Foundations of three Roman houses have been discovered under Chichester’s Priory Park which have survived virtually intact for more than 1,600 years.
Scans showing two large town houses the size of Chichester’s Pallant House Gallery – most likely lived in by members of the aristocracy – and a third building, of great interest because of its unusual shape, have stunned local archaeologists.
“For Chichester we have never seen anything like this,” said James Kenny, archaeologist at Chichester District Council. “This is far and away the most complete series of Roman plans that we’ve ever come across.”
The discovery was made by geophysics specialist David Staveley from East Sussex, using ground penetrating radar equipment to scan the parks in Chichester, on Mr Kenny’s recommendation.
Following the scan results, Mr Kenny and members of Chichester & District Archaeology Society carried out a small dig last year, 30m south of the Guildhall, where foundations were found just 40cm below the ground.
Mr Kenny said: “What’s remarkable about this discovery is that it has survived over 1,000 years in a currently occupied city.
“The only reason they have survived is because they are under a park that has never been built on.
“It’s almost unique to see Roman houses survive in this type of setting and to be so complete.
“The location marks what may have been one of the more affluent parts of the Roman town, with these houses being the equivalent to a property worth millions of pounds in today’s society.
“The two houses have walls surrounding complete rooms, which are set around a courtyard or atrium.
“There is also a deep masonry building with a rounded end.
“We are intrigued to find out what this building is. It could be a cellar, part of a bath house, or something even more exciting. We can’t wait to find out.”

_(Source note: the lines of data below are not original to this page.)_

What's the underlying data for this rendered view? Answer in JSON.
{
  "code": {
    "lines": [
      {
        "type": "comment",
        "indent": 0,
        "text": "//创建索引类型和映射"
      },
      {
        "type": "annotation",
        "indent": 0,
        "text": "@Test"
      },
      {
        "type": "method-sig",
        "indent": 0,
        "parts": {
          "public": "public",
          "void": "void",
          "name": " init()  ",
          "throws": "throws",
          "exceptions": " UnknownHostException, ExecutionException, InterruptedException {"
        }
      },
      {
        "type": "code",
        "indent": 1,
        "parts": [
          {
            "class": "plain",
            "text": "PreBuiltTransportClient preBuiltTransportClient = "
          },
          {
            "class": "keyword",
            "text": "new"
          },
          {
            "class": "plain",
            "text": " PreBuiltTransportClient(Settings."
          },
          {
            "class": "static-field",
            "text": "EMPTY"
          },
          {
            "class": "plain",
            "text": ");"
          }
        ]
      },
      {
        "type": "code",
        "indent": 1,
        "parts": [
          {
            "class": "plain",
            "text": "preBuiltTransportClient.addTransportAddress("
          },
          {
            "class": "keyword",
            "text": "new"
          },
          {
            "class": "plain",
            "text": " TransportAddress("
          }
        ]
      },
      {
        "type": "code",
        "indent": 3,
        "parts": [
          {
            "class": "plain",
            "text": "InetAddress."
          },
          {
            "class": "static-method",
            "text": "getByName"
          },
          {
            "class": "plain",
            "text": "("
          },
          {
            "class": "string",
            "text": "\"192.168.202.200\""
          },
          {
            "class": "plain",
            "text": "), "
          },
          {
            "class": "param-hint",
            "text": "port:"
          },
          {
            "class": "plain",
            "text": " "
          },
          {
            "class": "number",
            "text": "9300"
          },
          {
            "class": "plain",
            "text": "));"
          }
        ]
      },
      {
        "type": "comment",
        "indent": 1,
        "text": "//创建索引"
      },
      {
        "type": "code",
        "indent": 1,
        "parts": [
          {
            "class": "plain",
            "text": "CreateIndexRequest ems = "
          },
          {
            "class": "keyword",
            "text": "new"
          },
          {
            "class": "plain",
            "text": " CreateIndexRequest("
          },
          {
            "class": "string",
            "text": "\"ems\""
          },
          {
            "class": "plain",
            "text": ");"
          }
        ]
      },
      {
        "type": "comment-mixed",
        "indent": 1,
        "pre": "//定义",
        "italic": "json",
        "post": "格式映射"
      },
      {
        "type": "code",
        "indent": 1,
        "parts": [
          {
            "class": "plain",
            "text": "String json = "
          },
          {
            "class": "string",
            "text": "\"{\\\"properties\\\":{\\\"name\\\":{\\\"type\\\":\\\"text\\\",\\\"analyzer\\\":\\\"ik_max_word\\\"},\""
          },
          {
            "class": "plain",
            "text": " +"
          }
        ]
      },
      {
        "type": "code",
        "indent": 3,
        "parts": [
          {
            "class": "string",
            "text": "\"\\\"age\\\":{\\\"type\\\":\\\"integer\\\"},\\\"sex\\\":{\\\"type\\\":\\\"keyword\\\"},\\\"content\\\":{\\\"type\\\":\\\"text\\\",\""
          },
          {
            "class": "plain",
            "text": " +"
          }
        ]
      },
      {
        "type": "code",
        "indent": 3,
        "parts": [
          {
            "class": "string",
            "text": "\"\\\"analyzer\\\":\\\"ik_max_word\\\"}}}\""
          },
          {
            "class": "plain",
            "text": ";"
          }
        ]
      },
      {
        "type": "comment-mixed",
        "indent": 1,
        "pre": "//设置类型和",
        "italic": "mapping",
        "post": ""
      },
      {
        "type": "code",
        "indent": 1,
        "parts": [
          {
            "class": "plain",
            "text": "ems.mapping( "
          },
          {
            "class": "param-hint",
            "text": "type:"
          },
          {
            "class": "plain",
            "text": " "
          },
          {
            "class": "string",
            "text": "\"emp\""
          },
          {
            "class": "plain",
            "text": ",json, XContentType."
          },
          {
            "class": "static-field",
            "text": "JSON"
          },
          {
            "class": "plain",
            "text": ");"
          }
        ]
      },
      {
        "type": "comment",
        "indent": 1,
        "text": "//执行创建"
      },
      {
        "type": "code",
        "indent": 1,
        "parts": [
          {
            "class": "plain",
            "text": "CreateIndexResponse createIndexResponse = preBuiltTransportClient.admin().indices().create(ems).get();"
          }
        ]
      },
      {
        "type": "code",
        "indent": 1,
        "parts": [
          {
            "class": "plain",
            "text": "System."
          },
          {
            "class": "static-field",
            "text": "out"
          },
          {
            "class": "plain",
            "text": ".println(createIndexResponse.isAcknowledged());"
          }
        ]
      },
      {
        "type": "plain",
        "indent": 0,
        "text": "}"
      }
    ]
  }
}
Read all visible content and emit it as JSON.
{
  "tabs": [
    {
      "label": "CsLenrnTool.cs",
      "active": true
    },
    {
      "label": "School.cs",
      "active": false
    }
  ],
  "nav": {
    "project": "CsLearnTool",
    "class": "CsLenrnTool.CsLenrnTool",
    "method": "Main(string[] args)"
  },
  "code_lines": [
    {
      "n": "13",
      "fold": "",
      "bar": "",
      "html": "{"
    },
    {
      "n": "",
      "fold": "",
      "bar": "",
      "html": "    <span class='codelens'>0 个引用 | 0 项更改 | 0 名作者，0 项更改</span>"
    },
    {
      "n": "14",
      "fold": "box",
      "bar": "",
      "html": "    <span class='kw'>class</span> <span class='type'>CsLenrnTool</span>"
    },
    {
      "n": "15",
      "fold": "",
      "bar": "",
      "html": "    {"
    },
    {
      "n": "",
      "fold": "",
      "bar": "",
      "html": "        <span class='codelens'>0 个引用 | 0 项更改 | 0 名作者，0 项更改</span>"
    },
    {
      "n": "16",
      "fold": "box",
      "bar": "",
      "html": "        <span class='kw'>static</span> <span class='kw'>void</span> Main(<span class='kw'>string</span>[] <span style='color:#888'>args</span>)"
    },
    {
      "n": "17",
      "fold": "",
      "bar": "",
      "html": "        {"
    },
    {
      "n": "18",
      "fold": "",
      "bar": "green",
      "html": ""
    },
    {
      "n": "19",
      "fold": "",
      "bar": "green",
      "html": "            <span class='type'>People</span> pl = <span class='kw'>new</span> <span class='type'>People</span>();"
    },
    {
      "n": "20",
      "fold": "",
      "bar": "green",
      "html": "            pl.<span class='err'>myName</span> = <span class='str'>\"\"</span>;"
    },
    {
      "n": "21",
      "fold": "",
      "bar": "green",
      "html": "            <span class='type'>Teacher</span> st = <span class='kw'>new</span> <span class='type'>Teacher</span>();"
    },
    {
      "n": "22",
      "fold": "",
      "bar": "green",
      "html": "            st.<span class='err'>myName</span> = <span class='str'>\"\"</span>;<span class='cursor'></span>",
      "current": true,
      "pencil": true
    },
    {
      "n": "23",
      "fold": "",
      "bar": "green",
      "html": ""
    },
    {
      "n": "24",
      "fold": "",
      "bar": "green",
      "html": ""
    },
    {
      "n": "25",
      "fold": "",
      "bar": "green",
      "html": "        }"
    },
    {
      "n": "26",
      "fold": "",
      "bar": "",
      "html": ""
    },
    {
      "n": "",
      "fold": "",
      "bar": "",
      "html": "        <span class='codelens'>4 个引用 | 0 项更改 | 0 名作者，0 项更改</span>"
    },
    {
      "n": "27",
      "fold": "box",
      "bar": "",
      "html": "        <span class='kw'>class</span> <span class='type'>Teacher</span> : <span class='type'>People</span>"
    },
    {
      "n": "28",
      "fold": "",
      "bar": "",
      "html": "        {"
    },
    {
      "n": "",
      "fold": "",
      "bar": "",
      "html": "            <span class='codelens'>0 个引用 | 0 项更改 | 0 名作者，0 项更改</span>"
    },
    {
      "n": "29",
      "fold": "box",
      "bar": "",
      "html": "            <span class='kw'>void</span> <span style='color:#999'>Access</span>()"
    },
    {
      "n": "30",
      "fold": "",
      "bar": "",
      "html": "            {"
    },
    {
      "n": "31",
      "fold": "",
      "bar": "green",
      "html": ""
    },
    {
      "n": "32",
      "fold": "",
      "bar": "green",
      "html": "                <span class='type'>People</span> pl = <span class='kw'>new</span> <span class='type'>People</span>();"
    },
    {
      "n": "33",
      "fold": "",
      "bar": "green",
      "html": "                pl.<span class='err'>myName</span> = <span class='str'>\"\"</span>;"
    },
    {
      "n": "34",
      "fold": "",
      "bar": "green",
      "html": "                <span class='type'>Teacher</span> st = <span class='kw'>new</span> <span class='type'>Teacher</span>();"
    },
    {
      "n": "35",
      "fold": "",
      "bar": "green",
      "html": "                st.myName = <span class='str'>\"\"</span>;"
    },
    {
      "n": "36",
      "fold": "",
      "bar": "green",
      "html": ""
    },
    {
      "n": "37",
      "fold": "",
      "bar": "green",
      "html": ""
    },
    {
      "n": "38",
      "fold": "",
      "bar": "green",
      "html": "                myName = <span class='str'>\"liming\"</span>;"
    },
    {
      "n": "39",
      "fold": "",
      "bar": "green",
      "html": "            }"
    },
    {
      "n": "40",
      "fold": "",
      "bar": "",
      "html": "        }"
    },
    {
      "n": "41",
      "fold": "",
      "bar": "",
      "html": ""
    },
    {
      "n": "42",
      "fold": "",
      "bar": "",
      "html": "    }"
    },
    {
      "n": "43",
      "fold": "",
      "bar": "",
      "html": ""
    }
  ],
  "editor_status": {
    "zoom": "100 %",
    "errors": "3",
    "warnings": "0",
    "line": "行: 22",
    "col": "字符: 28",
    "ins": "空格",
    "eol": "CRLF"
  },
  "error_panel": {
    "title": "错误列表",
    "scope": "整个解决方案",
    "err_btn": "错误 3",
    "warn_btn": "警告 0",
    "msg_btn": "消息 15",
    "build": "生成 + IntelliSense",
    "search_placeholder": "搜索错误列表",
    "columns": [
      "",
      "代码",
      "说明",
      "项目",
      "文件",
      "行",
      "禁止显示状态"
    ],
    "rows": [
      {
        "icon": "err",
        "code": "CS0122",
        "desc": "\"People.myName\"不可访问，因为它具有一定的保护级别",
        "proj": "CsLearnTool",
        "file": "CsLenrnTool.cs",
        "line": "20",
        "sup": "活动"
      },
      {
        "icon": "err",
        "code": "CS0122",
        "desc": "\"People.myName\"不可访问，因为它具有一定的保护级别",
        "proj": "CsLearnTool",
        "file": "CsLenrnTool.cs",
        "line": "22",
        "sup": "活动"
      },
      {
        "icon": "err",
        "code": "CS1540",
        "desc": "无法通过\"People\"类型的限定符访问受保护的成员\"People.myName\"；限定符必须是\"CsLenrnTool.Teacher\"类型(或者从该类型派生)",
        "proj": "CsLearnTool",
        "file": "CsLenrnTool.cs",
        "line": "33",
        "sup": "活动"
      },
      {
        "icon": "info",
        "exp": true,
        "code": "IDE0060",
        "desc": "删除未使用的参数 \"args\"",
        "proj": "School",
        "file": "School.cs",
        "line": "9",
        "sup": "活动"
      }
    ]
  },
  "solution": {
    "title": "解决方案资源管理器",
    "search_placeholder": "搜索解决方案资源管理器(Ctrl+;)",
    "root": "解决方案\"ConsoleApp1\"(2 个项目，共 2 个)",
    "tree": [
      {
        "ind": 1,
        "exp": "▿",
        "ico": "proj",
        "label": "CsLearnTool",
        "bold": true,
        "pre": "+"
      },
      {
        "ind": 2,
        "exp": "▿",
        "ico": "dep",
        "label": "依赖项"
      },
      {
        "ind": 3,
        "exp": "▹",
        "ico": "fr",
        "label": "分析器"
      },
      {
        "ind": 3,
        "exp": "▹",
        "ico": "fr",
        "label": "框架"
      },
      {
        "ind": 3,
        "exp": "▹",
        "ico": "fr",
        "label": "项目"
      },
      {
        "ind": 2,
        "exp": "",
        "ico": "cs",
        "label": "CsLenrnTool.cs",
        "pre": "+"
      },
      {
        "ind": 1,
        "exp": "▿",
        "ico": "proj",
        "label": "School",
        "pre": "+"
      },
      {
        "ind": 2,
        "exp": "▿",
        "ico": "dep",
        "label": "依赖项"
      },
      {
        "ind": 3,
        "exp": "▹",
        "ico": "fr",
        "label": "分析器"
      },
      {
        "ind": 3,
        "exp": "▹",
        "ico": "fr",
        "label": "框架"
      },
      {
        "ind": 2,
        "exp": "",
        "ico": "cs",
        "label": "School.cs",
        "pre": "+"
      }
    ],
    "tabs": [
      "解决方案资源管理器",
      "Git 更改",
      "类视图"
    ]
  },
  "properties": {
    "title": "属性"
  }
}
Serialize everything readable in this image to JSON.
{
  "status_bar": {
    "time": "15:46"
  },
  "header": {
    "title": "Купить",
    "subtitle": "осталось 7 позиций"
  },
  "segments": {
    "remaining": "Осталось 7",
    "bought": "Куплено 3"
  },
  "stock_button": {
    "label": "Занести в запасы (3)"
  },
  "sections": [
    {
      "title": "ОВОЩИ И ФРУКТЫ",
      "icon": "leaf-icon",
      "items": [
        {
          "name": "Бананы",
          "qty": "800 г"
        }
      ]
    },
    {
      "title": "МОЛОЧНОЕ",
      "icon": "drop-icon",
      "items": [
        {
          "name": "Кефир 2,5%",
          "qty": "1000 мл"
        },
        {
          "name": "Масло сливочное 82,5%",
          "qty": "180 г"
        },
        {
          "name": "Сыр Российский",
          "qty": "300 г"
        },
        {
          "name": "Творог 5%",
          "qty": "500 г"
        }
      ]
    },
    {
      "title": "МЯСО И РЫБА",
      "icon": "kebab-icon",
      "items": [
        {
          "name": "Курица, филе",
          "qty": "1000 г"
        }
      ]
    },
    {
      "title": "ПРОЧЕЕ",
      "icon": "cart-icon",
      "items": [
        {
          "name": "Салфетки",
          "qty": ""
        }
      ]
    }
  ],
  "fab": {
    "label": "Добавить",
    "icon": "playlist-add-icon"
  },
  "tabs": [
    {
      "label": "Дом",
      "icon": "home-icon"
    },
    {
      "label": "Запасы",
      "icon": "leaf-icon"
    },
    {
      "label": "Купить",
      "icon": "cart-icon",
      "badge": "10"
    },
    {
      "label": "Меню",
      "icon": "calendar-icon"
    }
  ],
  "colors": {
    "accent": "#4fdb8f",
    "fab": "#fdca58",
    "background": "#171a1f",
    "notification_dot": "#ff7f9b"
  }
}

The astonishing find adds to Chichester’s rich Roman history, which includes the city walls, the Roman Bath House in the Novium Museum and – outside the city – Fishbourne’s Roman Palace.
A community dig is planned for late spring/early summer so people can see the thrilling Roman finds for themselves.
Amateur archaeologists will be involved and future opportunities are being explored for school visits.
“The first excavation proved the finds are Roman, the next trial excavation will hopefully identify what the buildings are and what else survives within them,” archaeologist James Kenny said, adding that any artefacts dug up would go in the Novium Museum.
The district council is identifying funding opportunities to allow more detailed digs next year, to tie in with Priory Park’s centenary year.
After 3D images are made the ground is likely to be completely replaced.
Susan Taylor, CDC cabinet member for planning, said: “This is very exciting. If the find turns out as we hope it will further enhance Chichester’s reputation as a Roman city.
“It’s so important that the community will be engaging in excavations, it will awaken interest in archaeology... and children will be able to see examples of the Roman history that they are learning about in school.”